Task details:
I'd like the data beneath this line reproduced exactly, without any of its images.

___ Information provided

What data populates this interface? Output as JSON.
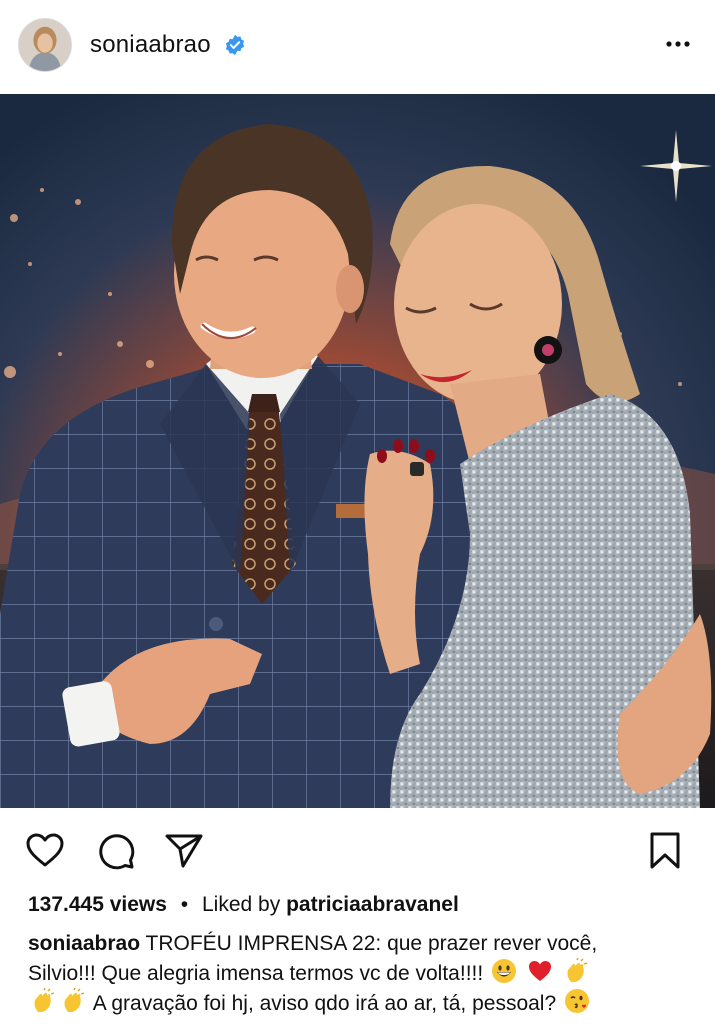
{
  "post": {
    "username": "sonia​abrao",
    "verified_icon": "verified-badge-icon",
    "more_icon": "more-horizontal-icon",
    "colors": {
      "verified": "#3897f0",
      "text": "#111111",
      "background": "#ffffff"
    }
  },
  "actions": {
    "like_icon": "heart-icon",
    "comment_icon": "comment-icon",
    "share_icon": "send-icon",
    "save_icon": "bookmark-icon",
    "mute_icon": "speaker-muted-icon"
  },
  "stats": {
    "views": "137.445 views",
    "separator": "•",
    "liked_by_prefix": "Liked by",
    "liked_by_user": "patriciaabravanel"
  },
  "caption": {
    "author": "sonia​abrao",
    "line1": "TROFÉU IMPRENSA 22: que prazer rever você,",
    "line2": "Silvio!!! Que alegria imensa termos vc de volta!!!!",
    "line3": "A gravação foi hj, aviso qdo irá ao ar, tá, pessoal?",
    "emojis": [
      "grinning-face",
      "red-heart",
      "clapping-hands",
      "clapping-hands",
      "clapping-hands",
      "face-blowing-kiss"
    ]
  }
}
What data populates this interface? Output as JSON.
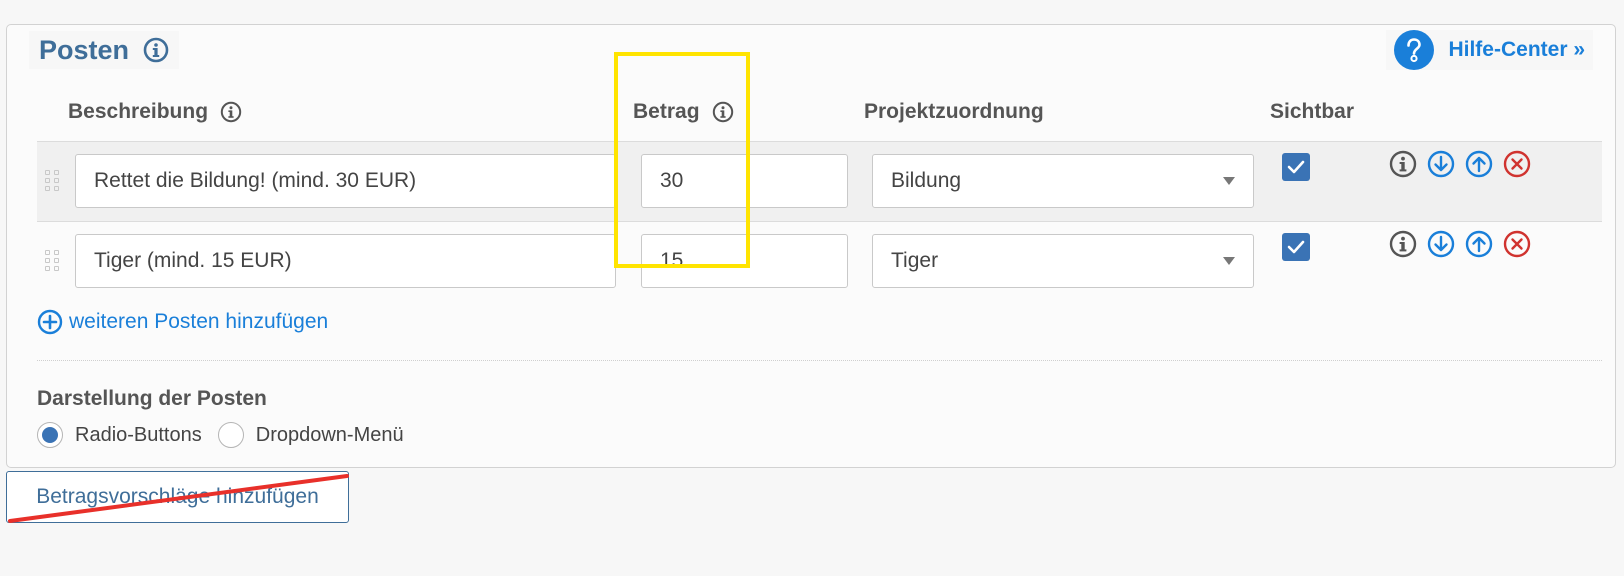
{
  "section": {
    "title": "Posten",
    "help_link": "Hilfe-Center »"
  },
  "columns": {
    "description": "Beschreibung",
    "amount": "Betrag",
    "project": "Projektzuordnung",
    "visible": "Sichtbar"
  },
  "items": [
    {
      "description": "Rettet die Bildung! (mind. 30 EUR)",
      "amount": "30",
      "project": "Bildung",
      "visible": true
    },
    {
      "description": "Tiger (mind. 15 EUR)",
      "amount": "15",
      "project": "Tiger",
      "visible": true
    }
  ],
  "add_item_label": "weiteren Posten hinzufügen",
  "display": {
    "label": "Darstellung der Posten",
    "options": [
      "Radio-Buttons",
      "Dropdown-Menü"
    ],
    "selected": "Radio-Buttons"
  },
  "amount_suggestions_button": "Betragsvorschläge hinzufügen",
  "colors": {
    "accent": "#3f6e99",
    "link": "#1a7fd9",
    "checkbox": "#3a73b5",
    "delete": "#d0332f",
    "highlight": "#ffe400",
    "strike": "#e8302a"
  },
  "icons": {
    "info": "info-icon",
    "help": "question-icon",
    "move_down": "arrow-down-icon",
    "move_up": "arrow-up-icon",
    "delete": "close-circle-icon",
    "add": "plus-circle-icon"
  }
}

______

Task answer:
What data populates this interface? Output as JSON.
{
  "post": {
    "username": "sonia​abrao",
    "verified_icon": "verified-badge-icon",
    "more_icon": "more-horizontal-icon",
    "colors": {
      "verified": "#3897f0",
      "text": "#111111",
      "background": "#ffffff"
    }
  },
  "actions": {
    "like_icon": "heart-icon",
    "comment_icon": "comment-icon",
    "share_icon": "send-icon",
    "save_icon": "bookmark-icon",
    "mute_icon": "speaker-muted-icon"
  },
  "stats": {
    "views": "137.445 views",
    "separator": "•",
    "liked_by_prefix": "Liked by",
    "liked_by_user": "patriciaabravanel"
  },
  "caption": {
    "author": "sonia​abrao",
    "line1": "TROFÉU IMPRENSA 22: que prazer rever você,",
    "line2": "Silvio!!! Que alegria imensa termos vc de volta!!!!",
    "line3": "A gravação foi hj, aviso qdo irá ao ar, tá, pessoal?",
    "emojis": [
      "grinning-face",
      "red-heart",
      "clapping-hands",
      "clapping-hands",
      "clapping-hands",
      "face-blowing-kiss"
    ]
  }
}
What data populates this interface? Output as JSON.
{
  "section": {
    "title": "Posten",
    "help_link": "Hilfe-Center »"
  },
  "columns": {
    "description": "Beschreibung",
    "amount": "Betrag",
    "project": "Projektzuordnung",
    "visible": "Sichtbar"
  },
  "items": [
    {
      "description": "Rettet die Bildung! (mind. 30 EUR)",
      "amount": "30",
      "project": "Bildung",
      "visible": true
    },
    {
      "description": "Tiger (mind. 15 EUR)",
      "amount": "15",
      "project": "Tiger",
      "visible": true
    }
  ],
  "add_item_label": "weiteren Posten hinzufügen",
  "display": {
    "label": "Darstellung der Posten",
    "options": [
      "Radio-Buttons",
      "Dropdown-Menü"
    ],
    "selected": "Radio-Buttons"
  },
  "amount_suggestions_button": "Betragsvorschläge hinzufügen",
  "colors": {
    "accent": "#3f6e99",
    "link": "#1a7fd9",
    "checkbox": "#3a73b5",
    "delete": "#d0332f",
    "highlight": "#ffe400",
    "strike": "#e8302a"
  },
  "icons": {
    "info": "info-icon",
    "help": "question-icon",
    "move_down": "arrow-down-icon",
    "move_up": "arrow-up-icon",
    "delete": "close-circle-icon",
    "add": "plus-circle-icon"
  }
}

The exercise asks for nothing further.